Calculate mass properties, including volume, center of mass, moment of inertia, principal components of inertia vectors and components
Repair simple problems with triangle winding, normals, and quad/tri holes
Convex hulls of meshes
Compute rotation/translation/tessellation invariant identifier and find duplicate meshes
Determine if a mesh is watertight, convex, etc.
Uniformly sample the surface of a mesh
Ray-mesh queries including location, triangle index, etc.
Boolean operations on meshes (intersection, union, difference) using OpenSCAD or Blender as a back end. Note that mesh booleans in general are usually slow and unreliable
Voxelize watertight meshes
Volume mesh generation (TETgen) using Gmsh SDK
Smooth watertight meshes using laplacian smoothing algorithms (Classic, Taubin, Humphrey)
Subdivide faces of a mesh
Minimum volume oriented bounding boxes for meshes
Minimum volume bounding spheres
Symbolic integration of functions over triangles
Calculate nearest point on mesh surface and signed distance
Determine if a point lies inside or outside of a well constructed mesh using signed distance
Primitive objects (Box, Cylinder, Sphere, Extrusion) which are subclassed Trimesh objects and have all the same features (inertia, viewers, etc)
Simple scene graph and transform tree which can be rendered (pyglet window, three.js in a jupyter notebook, pyrender) or exported.
Many utility functions, like transforming points, unitizing vectors, aligning vectors, tracking numpy arrays for changes, grouping rows, etc.
Trimesh includes an optional
pyglet based viewer for debugging and
inspecting. In the mesh view window, opened with
following commands can be used:
mouse click + dragrotates the view
ctl + mouse click + dragpans the view
zreturns to the base view
wtoggles wireframe mode
ctoggles backface culling
ftoggles between fullscreen and windowed mode
mmaximizes the window
qcloses the window
atoggles an XYZ-RGB axis marker between three states: off, at world frame, or at every frame
If called from inside a
an in-line preview using
three.js to display the mesh or scene. For
more complete rendering (PBR, better lighting, shaders, better
off-screen support, etc)
pyrender is designed to
Projects Using Trimesh¶
You can check out the Github network for things using trimesh. A select few:
Which Mesh Format Should I Use?¶
STL. Every time you replace
GLB an angel gets its wings.
If you want things like by-index faces, instancing, colors, textures,

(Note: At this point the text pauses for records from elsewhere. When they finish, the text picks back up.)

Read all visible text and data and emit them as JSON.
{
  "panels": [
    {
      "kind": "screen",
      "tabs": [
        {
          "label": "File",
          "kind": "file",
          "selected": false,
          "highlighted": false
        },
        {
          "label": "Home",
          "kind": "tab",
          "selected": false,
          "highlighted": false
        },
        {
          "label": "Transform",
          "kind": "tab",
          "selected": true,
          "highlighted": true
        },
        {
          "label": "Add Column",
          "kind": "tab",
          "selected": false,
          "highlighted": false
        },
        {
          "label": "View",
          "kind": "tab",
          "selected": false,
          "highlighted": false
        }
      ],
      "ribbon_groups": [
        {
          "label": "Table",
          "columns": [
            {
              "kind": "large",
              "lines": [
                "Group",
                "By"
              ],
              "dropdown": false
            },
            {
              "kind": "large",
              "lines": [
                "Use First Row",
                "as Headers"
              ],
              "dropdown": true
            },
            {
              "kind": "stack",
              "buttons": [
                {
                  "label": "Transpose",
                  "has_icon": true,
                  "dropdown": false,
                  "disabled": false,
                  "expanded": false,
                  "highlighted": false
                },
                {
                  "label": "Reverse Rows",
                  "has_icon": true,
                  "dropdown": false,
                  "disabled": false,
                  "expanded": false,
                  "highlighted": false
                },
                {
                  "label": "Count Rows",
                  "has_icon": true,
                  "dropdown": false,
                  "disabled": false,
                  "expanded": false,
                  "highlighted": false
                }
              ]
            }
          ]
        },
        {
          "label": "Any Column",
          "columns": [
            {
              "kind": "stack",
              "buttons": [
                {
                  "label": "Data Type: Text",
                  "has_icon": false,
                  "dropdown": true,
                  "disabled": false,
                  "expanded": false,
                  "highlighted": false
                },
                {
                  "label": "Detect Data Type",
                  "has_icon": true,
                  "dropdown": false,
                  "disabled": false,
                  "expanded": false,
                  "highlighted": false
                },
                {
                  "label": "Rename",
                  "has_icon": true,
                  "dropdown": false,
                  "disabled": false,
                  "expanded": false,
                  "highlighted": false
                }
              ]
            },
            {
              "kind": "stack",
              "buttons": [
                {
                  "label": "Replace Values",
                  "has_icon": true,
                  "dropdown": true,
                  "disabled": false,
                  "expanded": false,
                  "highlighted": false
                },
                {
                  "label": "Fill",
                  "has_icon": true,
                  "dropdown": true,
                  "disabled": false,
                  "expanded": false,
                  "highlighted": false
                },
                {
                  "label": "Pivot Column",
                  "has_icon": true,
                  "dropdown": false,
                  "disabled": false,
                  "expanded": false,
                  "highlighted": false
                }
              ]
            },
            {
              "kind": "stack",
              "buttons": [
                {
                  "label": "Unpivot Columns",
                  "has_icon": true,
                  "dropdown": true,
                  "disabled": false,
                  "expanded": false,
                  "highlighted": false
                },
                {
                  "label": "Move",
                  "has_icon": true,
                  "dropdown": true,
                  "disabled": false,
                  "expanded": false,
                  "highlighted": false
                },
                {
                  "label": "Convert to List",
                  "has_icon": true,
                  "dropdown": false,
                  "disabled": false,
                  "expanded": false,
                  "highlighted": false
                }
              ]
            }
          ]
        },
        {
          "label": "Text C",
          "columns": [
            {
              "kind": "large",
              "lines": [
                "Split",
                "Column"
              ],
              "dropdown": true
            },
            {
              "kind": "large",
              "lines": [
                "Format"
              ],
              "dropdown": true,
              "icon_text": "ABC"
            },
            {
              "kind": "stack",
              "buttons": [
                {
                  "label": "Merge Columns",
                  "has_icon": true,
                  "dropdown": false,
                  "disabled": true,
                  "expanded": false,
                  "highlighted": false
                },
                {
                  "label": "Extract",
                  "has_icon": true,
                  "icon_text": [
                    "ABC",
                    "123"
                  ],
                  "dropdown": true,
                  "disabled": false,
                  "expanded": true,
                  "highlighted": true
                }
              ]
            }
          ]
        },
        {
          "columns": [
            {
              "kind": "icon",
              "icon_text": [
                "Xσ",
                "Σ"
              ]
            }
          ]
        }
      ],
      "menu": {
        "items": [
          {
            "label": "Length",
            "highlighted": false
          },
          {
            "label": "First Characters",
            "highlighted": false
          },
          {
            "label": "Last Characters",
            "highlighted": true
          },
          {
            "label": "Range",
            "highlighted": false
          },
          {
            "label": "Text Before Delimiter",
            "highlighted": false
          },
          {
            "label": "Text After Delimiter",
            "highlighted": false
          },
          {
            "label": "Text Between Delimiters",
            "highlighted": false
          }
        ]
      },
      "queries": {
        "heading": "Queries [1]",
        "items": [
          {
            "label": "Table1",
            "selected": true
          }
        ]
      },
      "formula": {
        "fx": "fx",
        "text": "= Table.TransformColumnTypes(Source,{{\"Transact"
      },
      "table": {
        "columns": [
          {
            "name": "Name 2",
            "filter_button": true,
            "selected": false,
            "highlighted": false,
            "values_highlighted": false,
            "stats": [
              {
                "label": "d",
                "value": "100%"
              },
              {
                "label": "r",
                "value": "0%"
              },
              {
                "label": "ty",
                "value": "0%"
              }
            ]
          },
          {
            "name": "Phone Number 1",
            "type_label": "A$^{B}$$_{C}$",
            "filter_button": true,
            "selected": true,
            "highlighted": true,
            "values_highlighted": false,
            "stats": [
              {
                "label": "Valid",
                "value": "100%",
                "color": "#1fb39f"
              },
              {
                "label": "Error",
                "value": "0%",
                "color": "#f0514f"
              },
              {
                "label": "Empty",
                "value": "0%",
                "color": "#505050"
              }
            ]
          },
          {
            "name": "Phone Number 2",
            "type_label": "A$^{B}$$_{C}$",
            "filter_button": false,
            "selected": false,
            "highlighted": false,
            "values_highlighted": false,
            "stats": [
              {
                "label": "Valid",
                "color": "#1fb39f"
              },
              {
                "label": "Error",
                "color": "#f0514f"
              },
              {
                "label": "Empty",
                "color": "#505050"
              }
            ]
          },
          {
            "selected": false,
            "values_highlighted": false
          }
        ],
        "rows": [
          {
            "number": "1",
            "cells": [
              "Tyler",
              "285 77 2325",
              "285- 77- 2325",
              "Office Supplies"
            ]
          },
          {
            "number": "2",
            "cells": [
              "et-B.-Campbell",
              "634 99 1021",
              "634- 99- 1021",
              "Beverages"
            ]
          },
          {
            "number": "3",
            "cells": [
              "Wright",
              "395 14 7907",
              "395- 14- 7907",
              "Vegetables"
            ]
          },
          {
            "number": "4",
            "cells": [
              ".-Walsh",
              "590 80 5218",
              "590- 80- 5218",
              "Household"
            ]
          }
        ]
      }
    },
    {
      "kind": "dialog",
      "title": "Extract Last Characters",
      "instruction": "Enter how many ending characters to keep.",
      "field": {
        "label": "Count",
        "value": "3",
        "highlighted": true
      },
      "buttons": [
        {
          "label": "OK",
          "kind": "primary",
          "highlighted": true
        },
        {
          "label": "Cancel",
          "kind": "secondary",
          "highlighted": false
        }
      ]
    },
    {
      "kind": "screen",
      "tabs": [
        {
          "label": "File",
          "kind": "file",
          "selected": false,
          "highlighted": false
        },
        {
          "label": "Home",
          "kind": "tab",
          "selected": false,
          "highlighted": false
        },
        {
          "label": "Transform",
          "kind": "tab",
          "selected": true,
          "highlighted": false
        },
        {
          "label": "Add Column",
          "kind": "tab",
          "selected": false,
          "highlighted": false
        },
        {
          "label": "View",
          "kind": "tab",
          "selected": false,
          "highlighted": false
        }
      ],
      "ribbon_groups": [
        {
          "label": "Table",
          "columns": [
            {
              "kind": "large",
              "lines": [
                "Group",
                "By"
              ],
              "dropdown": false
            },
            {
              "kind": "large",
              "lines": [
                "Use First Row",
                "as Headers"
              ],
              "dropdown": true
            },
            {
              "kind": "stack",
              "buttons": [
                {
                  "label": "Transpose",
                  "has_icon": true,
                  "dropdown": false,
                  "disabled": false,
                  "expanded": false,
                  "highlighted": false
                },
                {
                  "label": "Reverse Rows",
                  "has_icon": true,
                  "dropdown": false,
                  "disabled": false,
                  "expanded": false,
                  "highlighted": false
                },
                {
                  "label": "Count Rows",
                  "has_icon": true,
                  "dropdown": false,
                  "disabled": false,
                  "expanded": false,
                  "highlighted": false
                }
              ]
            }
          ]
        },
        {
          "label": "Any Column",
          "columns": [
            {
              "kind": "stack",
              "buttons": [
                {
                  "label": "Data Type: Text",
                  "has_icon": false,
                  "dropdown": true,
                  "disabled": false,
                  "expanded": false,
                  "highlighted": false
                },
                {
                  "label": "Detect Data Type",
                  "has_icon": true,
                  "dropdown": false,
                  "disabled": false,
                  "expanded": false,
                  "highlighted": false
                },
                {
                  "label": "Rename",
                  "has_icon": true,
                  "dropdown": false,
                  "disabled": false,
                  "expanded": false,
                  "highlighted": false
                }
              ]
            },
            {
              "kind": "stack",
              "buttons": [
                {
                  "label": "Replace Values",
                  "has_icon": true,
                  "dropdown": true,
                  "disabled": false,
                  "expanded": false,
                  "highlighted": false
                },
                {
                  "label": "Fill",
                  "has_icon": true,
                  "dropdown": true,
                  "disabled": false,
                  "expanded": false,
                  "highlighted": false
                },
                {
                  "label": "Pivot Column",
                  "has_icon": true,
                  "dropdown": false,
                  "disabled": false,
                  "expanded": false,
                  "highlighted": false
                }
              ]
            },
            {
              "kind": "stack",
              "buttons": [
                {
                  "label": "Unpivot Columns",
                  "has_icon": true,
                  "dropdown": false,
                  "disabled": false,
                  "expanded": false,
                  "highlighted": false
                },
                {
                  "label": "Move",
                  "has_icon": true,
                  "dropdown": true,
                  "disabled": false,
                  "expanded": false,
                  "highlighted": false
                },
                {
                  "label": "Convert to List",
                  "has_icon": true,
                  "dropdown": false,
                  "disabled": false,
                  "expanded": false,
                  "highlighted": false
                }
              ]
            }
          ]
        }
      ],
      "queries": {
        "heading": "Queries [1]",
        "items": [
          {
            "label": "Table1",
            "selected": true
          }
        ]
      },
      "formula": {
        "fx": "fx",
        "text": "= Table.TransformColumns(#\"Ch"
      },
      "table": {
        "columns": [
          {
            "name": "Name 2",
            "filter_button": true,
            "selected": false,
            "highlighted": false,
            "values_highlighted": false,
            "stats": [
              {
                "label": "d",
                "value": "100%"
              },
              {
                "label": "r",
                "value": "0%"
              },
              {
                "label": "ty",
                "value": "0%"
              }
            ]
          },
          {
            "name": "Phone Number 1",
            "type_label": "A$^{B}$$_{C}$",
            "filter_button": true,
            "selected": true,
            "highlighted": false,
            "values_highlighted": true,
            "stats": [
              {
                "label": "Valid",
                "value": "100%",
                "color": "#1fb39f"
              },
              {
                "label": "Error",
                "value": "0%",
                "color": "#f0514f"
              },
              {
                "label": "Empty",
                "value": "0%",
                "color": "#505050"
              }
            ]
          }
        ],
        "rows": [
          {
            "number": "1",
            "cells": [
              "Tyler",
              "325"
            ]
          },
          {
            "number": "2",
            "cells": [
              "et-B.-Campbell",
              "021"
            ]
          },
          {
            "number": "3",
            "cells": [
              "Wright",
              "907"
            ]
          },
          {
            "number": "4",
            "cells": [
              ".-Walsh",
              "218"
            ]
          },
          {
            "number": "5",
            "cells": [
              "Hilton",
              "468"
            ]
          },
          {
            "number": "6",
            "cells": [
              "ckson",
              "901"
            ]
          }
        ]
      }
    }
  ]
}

GLB is a terrific choice. GLTF/GLB is an extremely well
modern format that is easy and fast to parse: it has a JSON header
describing data in a binary blob. It has a simple hierarchical scene
graph, a great looking modern physically based material system, support
in dozens-to-hundreds of
libraries, and a
In the wild,
STL is perhaps the most common format.
are extremely simple: it is basically just a list of triangles. They are
very robust and an excellent choice for basic geometry.
OBJ is also pretty common: unfortunately OBJ doesn’t have
a widely accepted specification so every importer and exporter
implements things slightly differently, making it tough to support. It
also allows unfortunate things like arbitrary sized polygons, has a face
representation which is easy to mess up, references other files for
materials and textures, arbitrarily interleaves data, and is slow to
PLY a try as an alternative!
If you want to deploy something in a container that uses trimesh,
debian:buster-slim based builds with trimesh and
dependencies are available on Docker Hub:
docker pull mikedh/trimesh
Here’s an example of how to render meshes using LLVMpipe and XVFB inside a container.